Depletion of fossil fuels (coal, oil and natural gas) and uranium is simulated on the assumption that resources can be represented by a long-term supply cost curve, consisting of different resource categories with increasing cost levels. The model assumes that the cheapest deposits will be exploited first. For each region, there are 12 resource categories for oil, gas and nuclear fuels, and 14 categories for coal. A key input for each of the fossil fuel and uranium supply submodules is fuel demand (fuel used in final energy and conversion processes). Additional input includes conversion losses in refining, liquefaction, conversion, and energy use in the energy system . These submodules indicate how demand can be met by supply in a region and other regions through interregional trade.
Table 3.1: Main assumptions on fossil fuel resources (Rogner, 1997; Mulders et al., 2006)
Fossil fuel resources are aggregated to five resource categories for each fuel (see table above). Each category has typical production costs. The resource estimates for oil and natural gas imply that for conventional resources supply is limited to only two to eight times the 1970--2005 production level.

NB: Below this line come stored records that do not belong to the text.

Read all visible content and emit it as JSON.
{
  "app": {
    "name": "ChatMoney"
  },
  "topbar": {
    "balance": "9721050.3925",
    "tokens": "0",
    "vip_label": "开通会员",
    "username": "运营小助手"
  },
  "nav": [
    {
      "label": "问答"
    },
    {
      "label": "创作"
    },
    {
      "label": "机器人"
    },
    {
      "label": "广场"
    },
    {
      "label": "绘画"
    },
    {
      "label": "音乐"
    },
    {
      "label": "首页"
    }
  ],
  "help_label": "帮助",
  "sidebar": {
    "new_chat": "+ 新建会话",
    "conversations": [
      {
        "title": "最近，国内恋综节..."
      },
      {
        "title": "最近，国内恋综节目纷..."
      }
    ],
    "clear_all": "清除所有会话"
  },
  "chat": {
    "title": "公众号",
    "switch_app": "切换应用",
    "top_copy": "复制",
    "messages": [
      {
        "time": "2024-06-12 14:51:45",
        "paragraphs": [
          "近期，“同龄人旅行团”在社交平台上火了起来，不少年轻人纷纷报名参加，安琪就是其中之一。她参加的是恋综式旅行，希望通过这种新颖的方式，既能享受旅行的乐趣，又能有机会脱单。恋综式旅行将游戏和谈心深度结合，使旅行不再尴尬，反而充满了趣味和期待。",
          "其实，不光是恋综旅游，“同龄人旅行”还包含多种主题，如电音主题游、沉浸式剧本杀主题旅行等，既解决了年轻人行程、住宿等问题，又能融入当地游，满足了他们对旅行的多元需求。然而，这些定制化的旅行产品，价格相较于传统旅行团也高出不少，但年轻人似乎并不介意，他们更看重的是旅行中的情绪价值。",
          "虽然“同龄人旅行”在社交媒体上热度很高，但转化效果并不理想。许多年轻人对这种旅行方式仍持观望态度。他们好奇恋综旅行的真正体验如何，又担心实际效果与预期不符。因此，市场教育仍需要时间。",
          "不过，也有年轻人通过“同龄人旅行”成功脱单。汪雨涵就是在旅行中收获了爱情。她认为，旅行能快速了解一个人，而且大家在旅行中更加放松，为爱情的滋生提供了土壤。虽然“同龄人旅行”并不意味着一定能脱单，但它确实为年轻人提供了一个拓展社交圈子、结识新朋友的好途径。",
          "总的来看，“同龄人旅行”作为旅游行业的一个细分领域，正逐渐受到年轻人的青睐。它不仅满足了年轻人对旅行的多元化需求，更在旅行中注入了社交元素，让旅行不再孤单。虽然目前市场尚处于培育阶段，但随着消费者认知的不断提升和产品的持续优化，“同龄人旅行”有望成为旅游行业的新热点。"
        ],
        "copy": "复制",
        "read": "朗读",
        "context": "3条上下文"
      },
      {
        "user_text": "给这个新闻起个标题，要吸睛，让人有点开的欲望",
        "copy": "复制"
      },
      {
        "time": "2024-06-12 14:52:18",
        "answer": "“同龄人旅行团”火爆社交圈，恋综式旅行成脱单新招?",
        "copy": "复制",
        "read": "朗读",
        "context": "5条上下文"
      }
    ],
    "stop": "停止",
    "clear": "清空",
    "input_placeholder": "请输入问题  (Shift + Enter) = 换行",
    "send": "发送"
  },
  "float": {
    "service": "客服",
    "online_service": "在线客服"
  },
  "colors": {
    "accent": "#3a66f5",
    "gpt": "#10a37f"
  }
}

Production estimates for unconventional resources are much larger, albeit very speculative. Recently, some of the occurrences of these unconventional resources have become competitive such as shale gas and tar sands. For coal, even current reserves amount to almost ten times the production level of the last three decades. For all fuels, the model assumes that, if prices increase, or if there is further technology development, the energy could be produced in the higher cost resource categories. The values presented in the table above represent medium estimates in the model, which can also use higher or lower estimates in the scenarios. The final production costs in each region are determined by the combined effect of resource depletion and learning-by-doing.
The structure of the biomass submodule is similar to that for fossil fuel supply, but with the following differences (Hoogwijk, 2004):
The production costs for bioenergy are represented by the costs of feedstock and conversion. Feedstock costs increase with actual production as a result of depletion, while conversion costs decrease with cumulative production as a result of learning by doing. Feedstock costs include the costs of land, labour and capital, while conversion costs include capital, O&M and energy use in this process. For both steps, the associated greenhouse gas emissions (related to deforestation, N2O from fertilisers, energy) are estimated, and are subject to carbon tax, where relevant.
Potential supply of renewable energy (wind, solar and bioenergy) is estimated generically as follows (Hoogwijk, 2004; De Vries et al., 2007):
A brief overview is presented here, for more information see the IMAGE 3.0 web page.